WASHINGTON, D.C. (NBC NEWS) — A U.S. rescue operation in Iraq may not happen. A new military report shows the situation at the top of the Sinjar Mountains may not be as grave as first reported. About 20 U.S. military members went to assess the situation on that mountain in Northwest Iraq. They say they found those trapped doing better than initially thought and steps taken so far have been successful. U.S. Special Forces atop Sinjar Mountain found fewer Yazidi refugees than expected. The numbers estimated in the tens of thousands now appear to be far less.
Humanitarian food and water drops are helping to keep the refugees alive, the U.S. conducted it’s seventh airdrop last night and airstrikes pushed ISIS militants back.
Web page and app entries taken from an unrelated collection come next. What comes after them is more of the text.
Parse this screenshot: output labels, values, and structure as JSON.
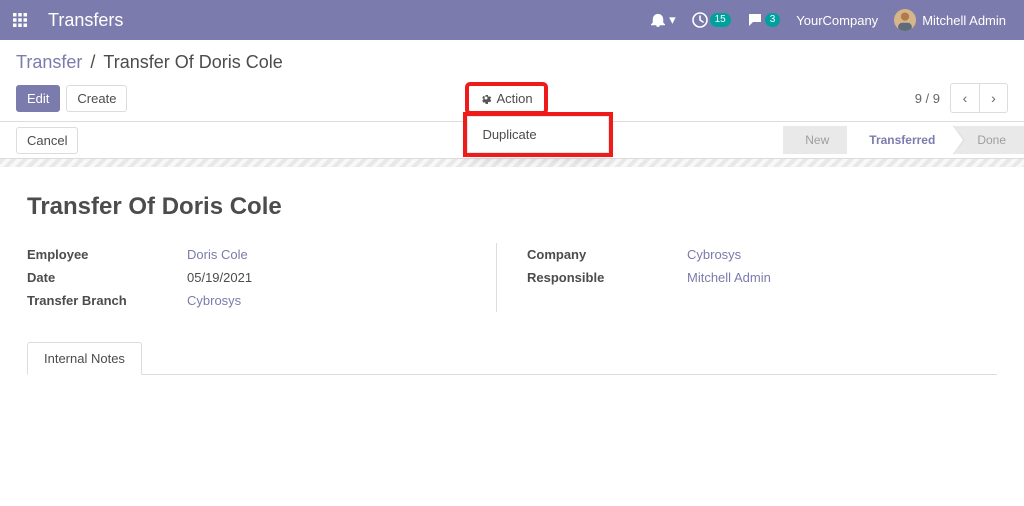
{
  "topbar": {
    "title": "Transfers",
    "activity_badge": "15",
    "discuss_badge": "3",
    "company": "YourCompany",
    "user_name": "Mitchell Admin"
  },
  "breadcrumb": {
    "parent": "Transfer",
    "current": "Transfer Of Doris Cole"
  },
  "buttons": {
    "edit": "Edit",
    "create": "Create",
    "action": "Action",
    "cancel": "Cancel"
  },
  "action_menu": {
    "duplicate": "Duplicate"
  },
  "pager": {
    "text": "9 / 9"
  },
  "status": {
    "new": "New",
    "transferred": "Transferred",
    "done": "Done"
  },
  "form": {
    "title": "Transfer Of Doris Cole",
    "labels": {
      "employee": "Employee",
      "date": "Date",
      "transfer_branch": "Transfer Branch",
      "company": "Company",
      "responsible": "Responsible"
    },
    "values": {
      "employee": "Doris Cole",
      "date": "05/19/2021",
      "transfer_branch": "Cybrosys",
      "company": "Cybrosys",
      "responsible": "Mitchell Admin"
    }
  },
  "tabs": {
    "internal_notes": "Internal Notes"
  }
}
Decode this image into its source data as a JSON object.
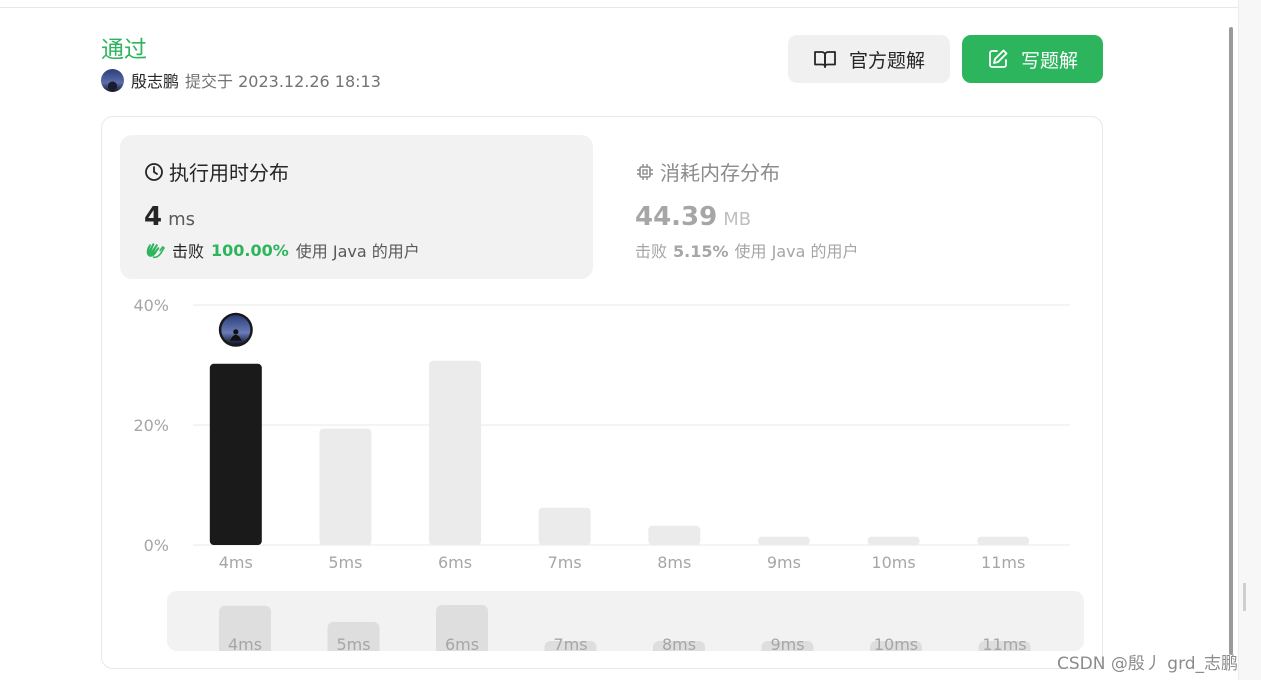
{
  "status": "通过",
  "submission": {
    "author": "殷志鹏",
    "submitted_text": "提交于 2023.12.26 18:13"
  },
  "buttons": {
    "official": "官方题解",
    "write": "写题解"
  },
  "runtime": {
    "title": "执行用时分布",
    "value": "4",
    "unit": "ms",
    "beat_prefix": "击败",
    "beat_percent": "100.00%",
    "beat_suffix": "使用 Java 的用户"
  },
  "memory": {
    "title": "消耗内存分布",
    "value": "44.39",
    "unit": "MB",
    "beat_prefix": "击败",
    "beat_percent": "5.15%",
    "beat_suffix": "使用 Java 的用户"
  },
  "chart_data": {
    "type": "bar",
    "categories": [
      "4ms",
      "5ms",
      "6ms",
      "7ms",
      "8ms",
      "9ms",
      "10ms",
      "11ms"
    ],
    "values": [
      30.2,
      19.4,
      30.7,
      6.2,
      3.2,
      1.4,
      1.4,
      1.4
    ],
    "highlight_index": 0,
    "yticks": [
      "0%",
      "20%",
      "40%"
    ],
    "ylim": [
      0,
      40
    ],
    "colors": {
      "highlight": "#1a1a1a",
      "bar": "#ebebeb",
      "grid": "#e8e8e8"
    },
    "brush": {
      "categories": [
        "4ms",
        "5ms",
        "6ms",
        "7ms",
        "8ms",
        "9ms",
        "10ms",
        "11ms"
      ],
      "values": [
        30.2,
        19.4,
        30.7,
        6.2,
        3.2,
        1.4,
        1.4,
        1.4
      ]
    }
  },
  "watermark": "CSDN @殷丿 grd_志鹏"
}
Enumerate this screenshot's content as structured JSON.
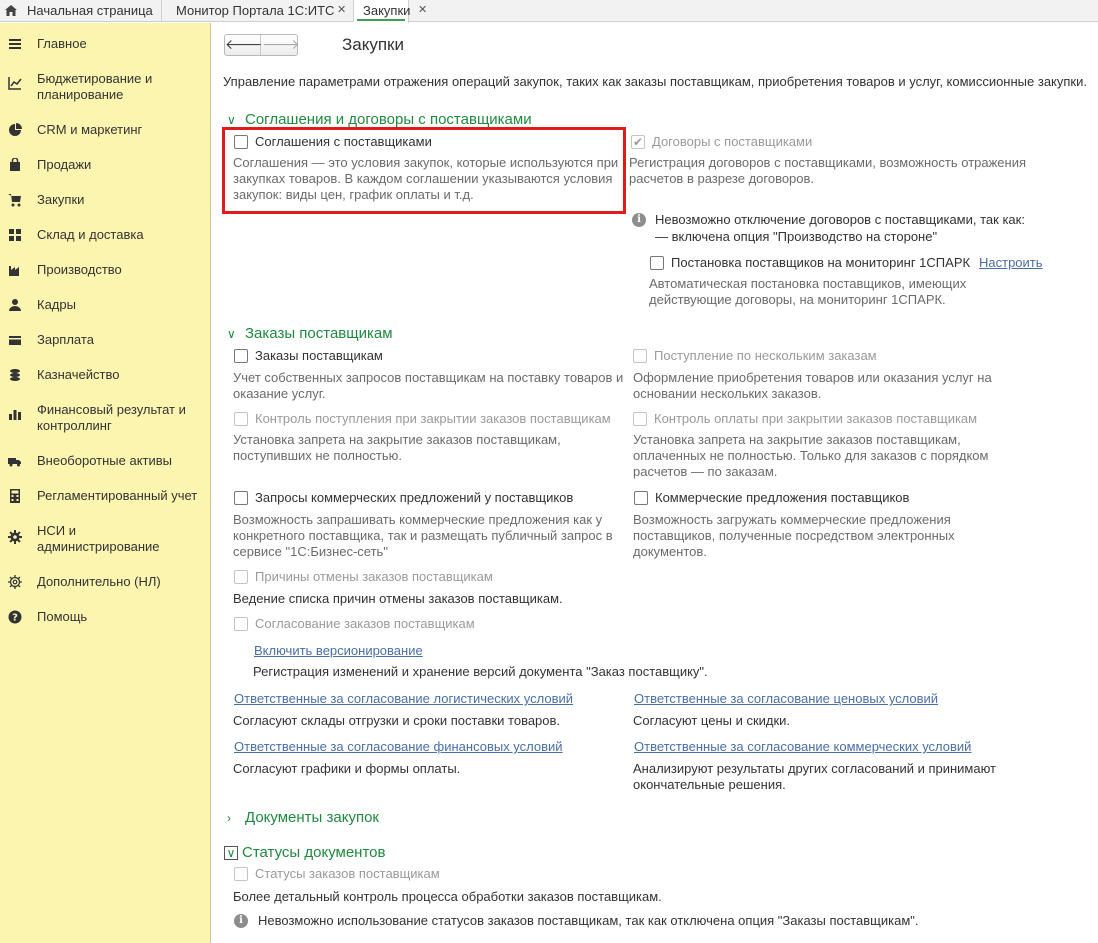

“Airstrikes, I think, are appropriate given the limited mission the president has discussed,” said U.S. Rep. Chris Van Hollen, (D) Maryland.
The White House considered airlifting refugees trapped on the mountain, but now U.S. officials say rescue operations are less likely and so are boots on the ground.
“You look at different ways to move people who are in a very dangerous place on that mountain to a safer position and that’s exactly what our team is doing on the ground now in Iraq,” said Deputy National Security Advisor Ben Rhodes.
Yazidis’ relatives fear there is no safe way out.
“They cannot move freely in long convoy as they used to,” said Haider Elias, has relatives in Iraq.
ISIS remains committed to terrorizing the country’s religious minority.
“We cannot lose sight of the fact that this is the greatest security threat we have ever had,” said U.S. Rep. Robert Pittenger, (R) North Carolina.
A threat that requires U.S. and international involvement. France is sending weapons to Kurdish fighters, Britain will help transport them and Germany is sending other supplies.